Author information

Affiliations

Authors

Contributions

H.K. and C.D.M. conceived the study. R.K. and D.K.C provided WSS scripts used in this study. H.K. and J.A.H. did the bioinformatics analyses on NGS data. H.K., J.A.H., and C.D.M. wrote the manuscript; D.K.C., R.K., and E.J.L. contributed and commented in the preparation of the manuscript. All authors read and approved the final manuscript.

Corresponding authors

Correspondence to Hyunmin Koo or Casey D. Morrow.

Ethics declarations

Competing interests

The authors declare no competing interests.

Additional information

Publisher’s note Springer Nature remains neutral with regard to jurisdictional claims in published maps and institutional affiliations.

Supplementary information

Rights and permissions

Open Access This article is licensed under a Creative Commons Attribution 4.0 International License, which permits use, sharing, adaptation, distribution and reproduction in any medium or format, as long as you give appropriate credit to the original author(s) and the source, provide a link to the Creative Commons license, and indicate if changes were made. The images or other third party material in this article are included in the article’s Creative Commons license, unless indicated otherwise in a credit line to the material. If material is not included in the article’s Creative Commons license and your intended use is not permitted by statutory regulation or exceeds the permitted use, you will need to obtain permission directly from the copyright holder.

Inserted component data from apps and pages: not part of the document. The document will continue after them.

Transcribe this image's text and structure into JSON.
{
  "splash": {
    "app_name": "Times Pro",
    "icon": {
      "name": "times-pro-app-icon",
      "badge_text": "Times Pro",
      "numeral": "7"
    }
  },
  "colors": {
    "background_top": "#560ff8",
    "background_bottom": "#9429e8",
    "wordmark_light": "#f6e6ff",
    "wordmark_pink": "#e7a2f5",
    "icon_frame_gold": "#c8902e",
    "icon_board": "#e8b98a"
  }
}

To view a copy of this license, visit http://creativecommons.org/licenses/by/4.0/.

Reprints and Permissions

About this article

Verify currency and authenticity via CrossMark

Cite this article

Koo, H., Hakim, J.A., Crossman, D.K. et al. Individualized recovery of gut microbial strains post antibiotics. npj Biofilms Microbiomes 5, 30 (2019). https://doi.org/10.1038/s41522-019-0103-8

Download citation

Further reading

Search

Sign up for the Nature Briefing newsletter for a daily update on COVID-19 science.
Get the most important science stories of the day, free in your inbox. Sign up for Nature Briefing